Despite the utilization of acknowledgments, the 802.11 layer only provides an unreliable connectionless service like Ethernet networks that do not use acknowledgments. The 802.11 acknowledgments are used to minimize the probability of frame duplication. They do not guarantee that all frames will be correctly received by their recipients. Like Ethernet, 802.11 networks provide a high probability of successful delivery of the frames, not a guarantee. Furthermore, it should be noted that 802.11 networks do not use acknowledgments for multicast and broadcast frames. This implies that in practice such frames are more likely to suffer from transmission errors than unicast frames.
In addition to the data and control frames that we have briefly described above, 802.11 networks use several types of management frames. These management frames are used for various purposes. We briefly describe some of these frames below. A detailed discussion may be found in [IEEE802.11] and [Gast2002].
A first type of management frames are the beacon frames. These frames are broadcasted regularly by access points. Each beacon frame contains information about the capabilities of the access point (e.g. the supported 802.11 transmission rates) and a Service Set Identity (SSID). The SSID is a null-terminated ASCII string that can contain up to 32 characters. An access point may support several SSIDs and announce them in beacon frames. An access point may also choose to remain silent and not advertise beacon frames. In this case, WiFi stations may send Probe request frames to force the available access points to return a Probe response frame.
IP over 802.11
Two types of encapsulation schemes were defined to support IP in Ethernet networks : the original encapsulation scheme, built above the Ethernet DIX format is defined in RFC 894 and a second encapsulation RFC 1042 scheme, built above the LLC/SNAP protocol [IEEE802.2]. In 802.11 networks, the situation is simpler and only the RFC 1042 encapsulation is used. In practice, this encapsulation adds 6 bytes to the 802.11 header. The first four bytes correspond to the LLC/SNAP header.

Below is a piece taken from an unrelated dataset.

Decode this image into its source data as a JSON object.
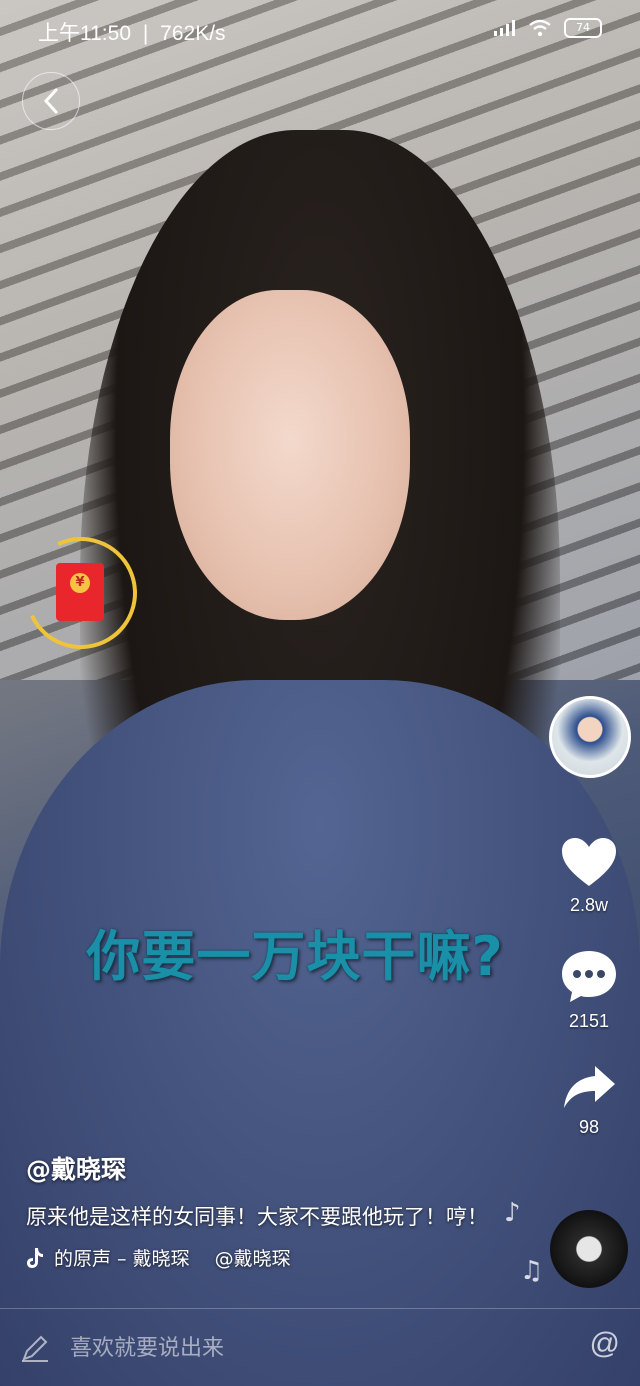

They are followed by the two bytes Ethernet Type field (0x800 for IP and 0x806 for ARP). The figure below shows an IP packet encapsulated in an 802.11 frame.
The second important utilization of the management frames is to allow a WiFi station to be associated with an access point. When a WiFi station starts, it listens to beacon frames to find the available SSIDs. To be allowed to send and receive frames via an access point, a WiFi station must be associated to this access point. If the access point does not use any security mechanism to secure the wireless transmission, the WiFi station simply sends an Association request frame to its preferred access point (usually the access point that it receives with the strongest radio signal). This frame contains some parameters chosen by the WiFi station and the SSID that it requests to join. The access point replies with an Association response frame if it accepts the WiFI station.
In fact, the [IEEE802.11] frame format contains a fourth optional address field. This fourth address is only used when an 802.11 wireless network is used to interconnect bridges attached to two classical LAN networks.